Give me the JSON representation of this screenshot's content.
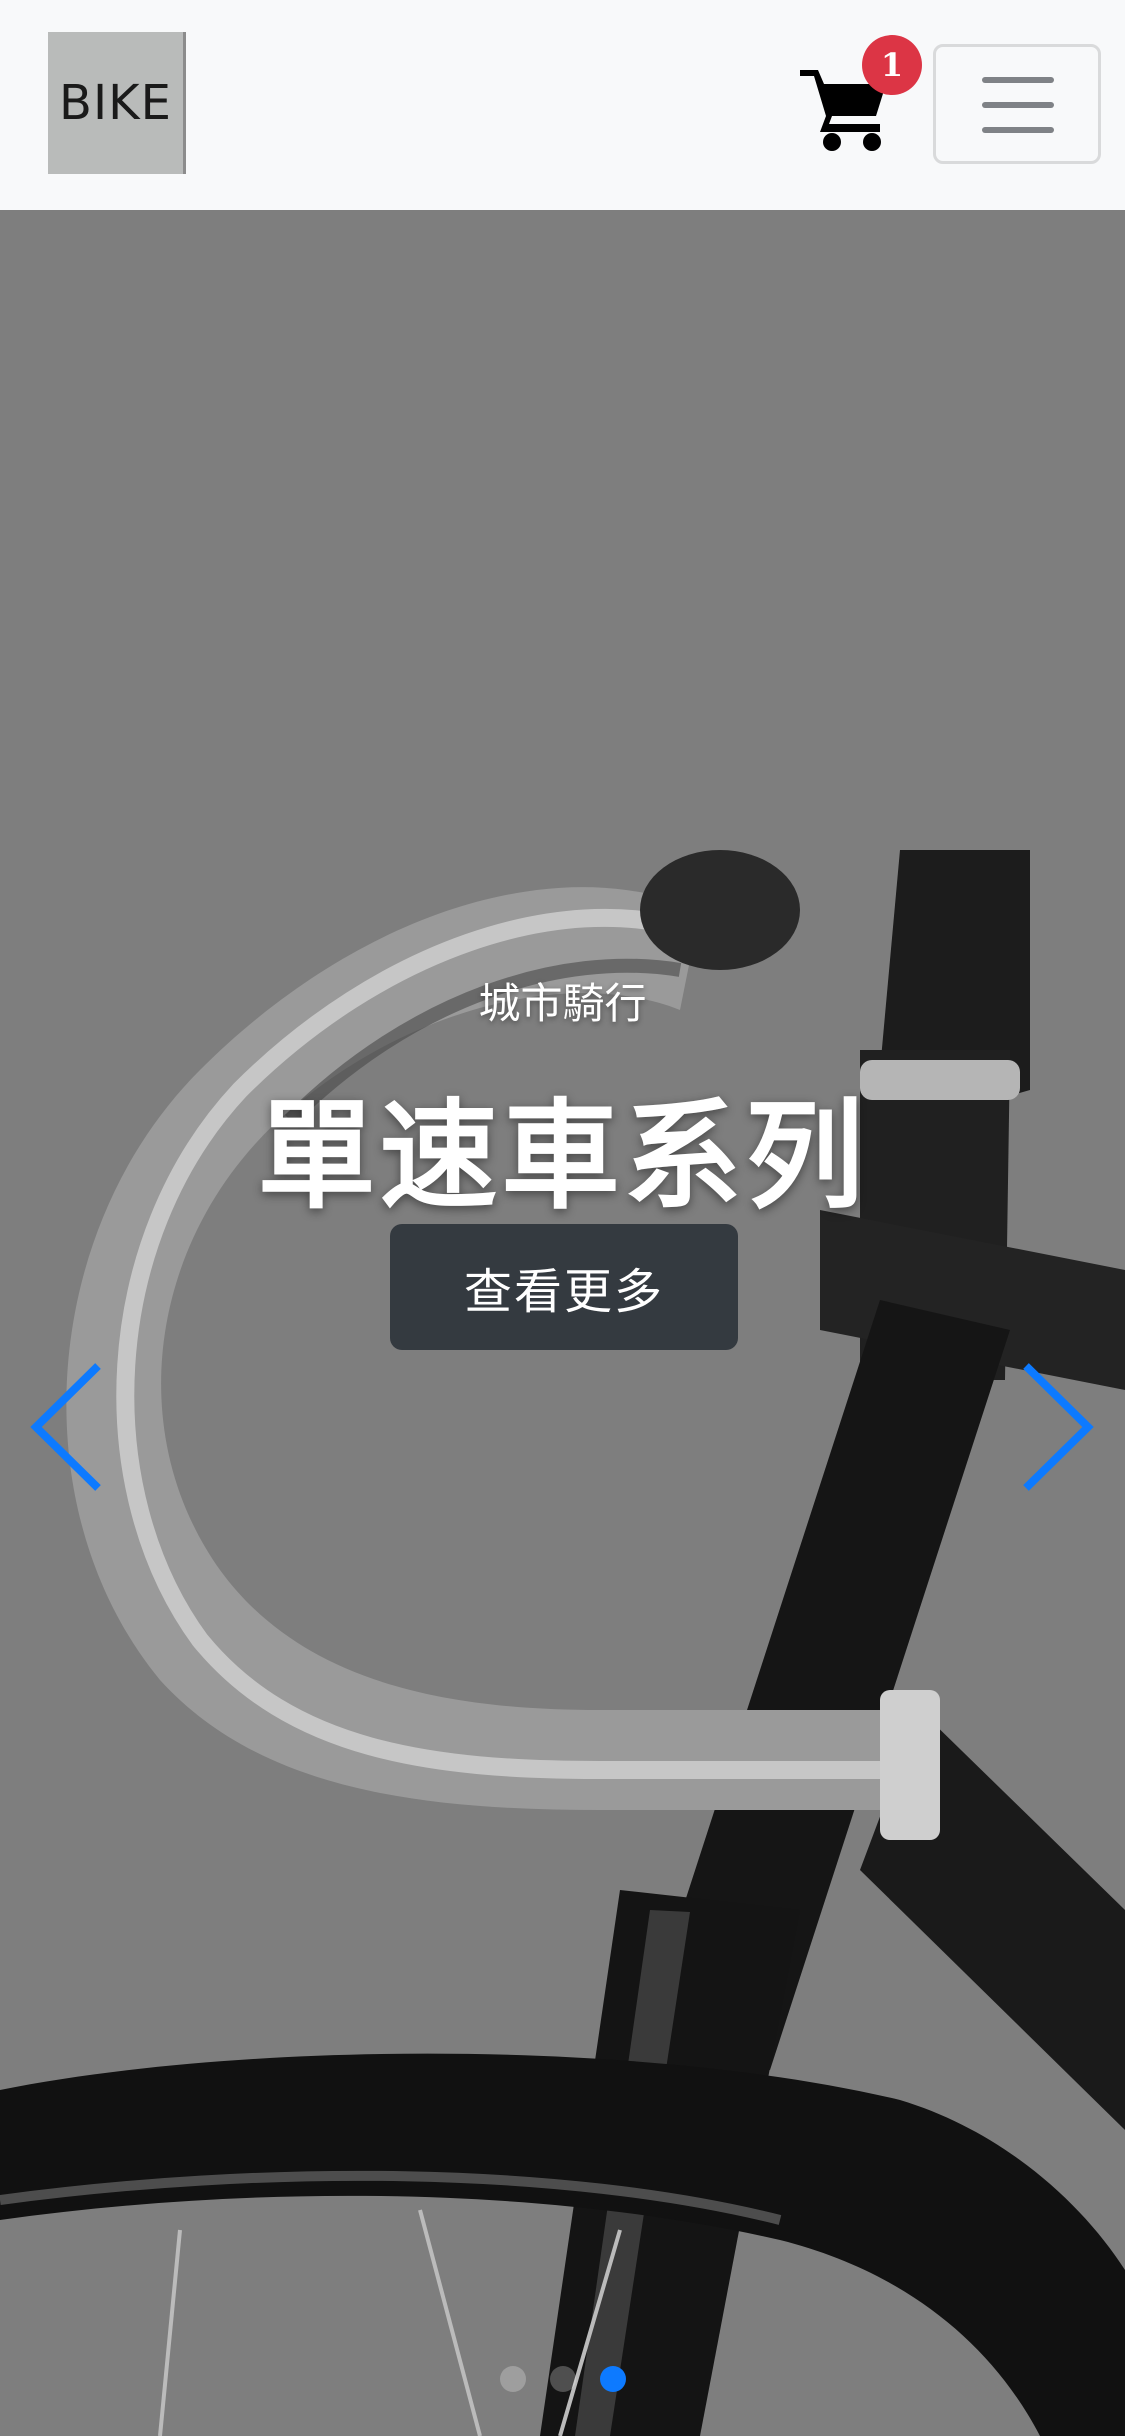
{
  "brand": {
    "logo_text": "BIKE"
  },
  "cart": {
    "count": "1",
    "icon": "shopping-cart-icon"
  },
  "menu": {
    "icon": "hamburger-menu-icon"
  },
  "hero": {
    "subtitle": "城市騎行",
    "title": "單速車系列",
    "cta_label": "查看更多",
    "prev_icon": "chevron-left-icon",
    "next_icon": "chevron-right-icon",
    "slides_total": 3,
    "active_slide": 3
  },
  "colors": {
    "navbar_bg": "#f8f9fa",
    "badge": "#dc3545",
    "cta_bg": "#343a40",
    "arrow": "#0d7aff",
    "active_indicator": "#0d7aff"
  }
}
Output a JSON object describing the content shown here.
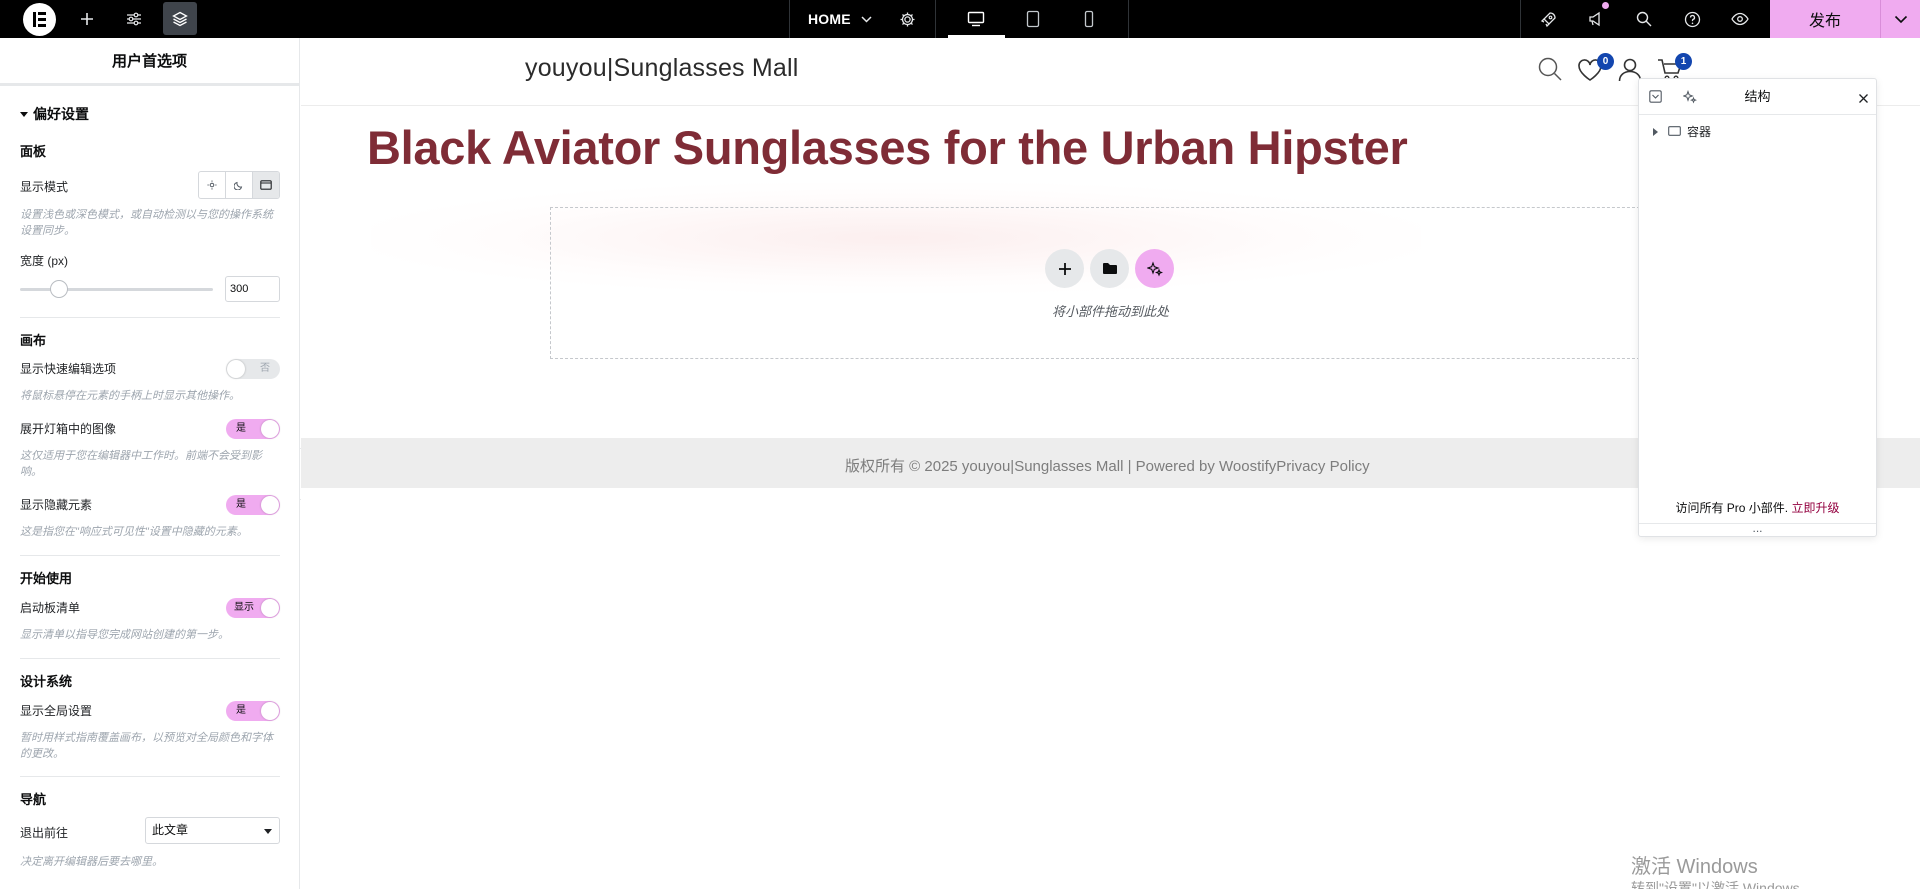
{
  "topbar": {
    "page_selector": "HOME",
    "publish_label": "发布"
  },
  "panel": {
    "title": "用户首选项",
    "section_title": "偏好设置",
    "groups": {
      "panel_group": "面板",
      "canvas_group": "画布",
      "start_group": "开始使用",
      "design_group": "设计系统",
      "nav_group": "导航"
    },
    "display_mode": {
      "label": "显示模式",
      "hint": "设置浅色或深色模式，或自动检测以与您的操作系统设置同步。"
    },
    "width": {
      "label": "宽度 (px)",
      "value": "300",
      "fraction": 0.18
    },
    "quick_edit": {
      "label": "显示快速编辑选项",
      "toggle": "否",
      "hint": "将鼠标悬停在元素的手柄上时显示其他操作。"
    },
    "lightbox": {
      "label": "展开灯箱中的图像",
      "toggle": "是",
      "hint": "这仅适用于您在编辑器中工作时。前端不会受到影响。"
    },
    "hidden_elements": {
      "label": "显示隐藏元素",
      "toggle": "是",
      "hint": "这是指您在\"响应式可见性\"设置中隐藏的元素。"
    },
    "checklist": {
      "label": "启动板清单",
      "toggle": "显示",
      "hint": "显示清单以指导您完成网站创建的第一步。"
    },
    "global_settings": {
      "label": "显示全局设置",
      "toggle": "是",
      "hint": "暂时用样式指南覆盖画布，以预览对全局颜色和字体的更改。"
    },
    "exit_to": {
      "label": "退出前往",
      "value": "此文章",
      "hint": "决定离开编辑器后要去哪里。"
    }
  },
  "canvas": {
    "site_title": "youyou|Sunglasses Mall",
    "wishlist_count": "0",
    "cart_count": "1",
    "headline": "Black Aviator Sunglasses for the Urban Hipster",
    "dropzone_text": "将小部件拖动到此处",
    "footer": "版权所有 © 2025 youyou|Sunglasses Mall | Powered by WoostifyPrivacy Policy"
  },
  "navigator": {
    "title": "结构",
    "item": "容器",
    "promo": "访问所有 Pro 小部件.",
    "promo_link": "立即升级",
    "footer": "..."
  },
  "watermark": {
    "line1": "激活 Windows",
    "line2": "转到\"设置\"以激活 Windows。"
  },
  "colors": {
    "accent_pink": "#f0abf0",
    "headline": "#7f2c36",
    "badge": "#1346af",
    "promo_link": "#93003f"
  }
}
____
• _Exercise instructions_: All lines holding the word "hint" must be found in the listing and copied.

• _Result of this task_:
      "hint": "设置浅色或深色模式，或自动检测以与您的操作系统设置同步。"
      "hint": "将鼠标悬停在元素的手柄上时显示其他操作。"
      "hint": "这仅适用于您在编辑器中工作时。前端不会受到影响。"
      "hint": "这是指您在\"响应式可见性\"设置中隐藏的元素。"
      "hint": "显示清单以指导您完成网站创建的第一步。"
      "hint": "暂时用样式指南覆盖画布，以预览对全局颜色和字体的更改。"
      "hint": "决定离开编辑器后要去哪里。"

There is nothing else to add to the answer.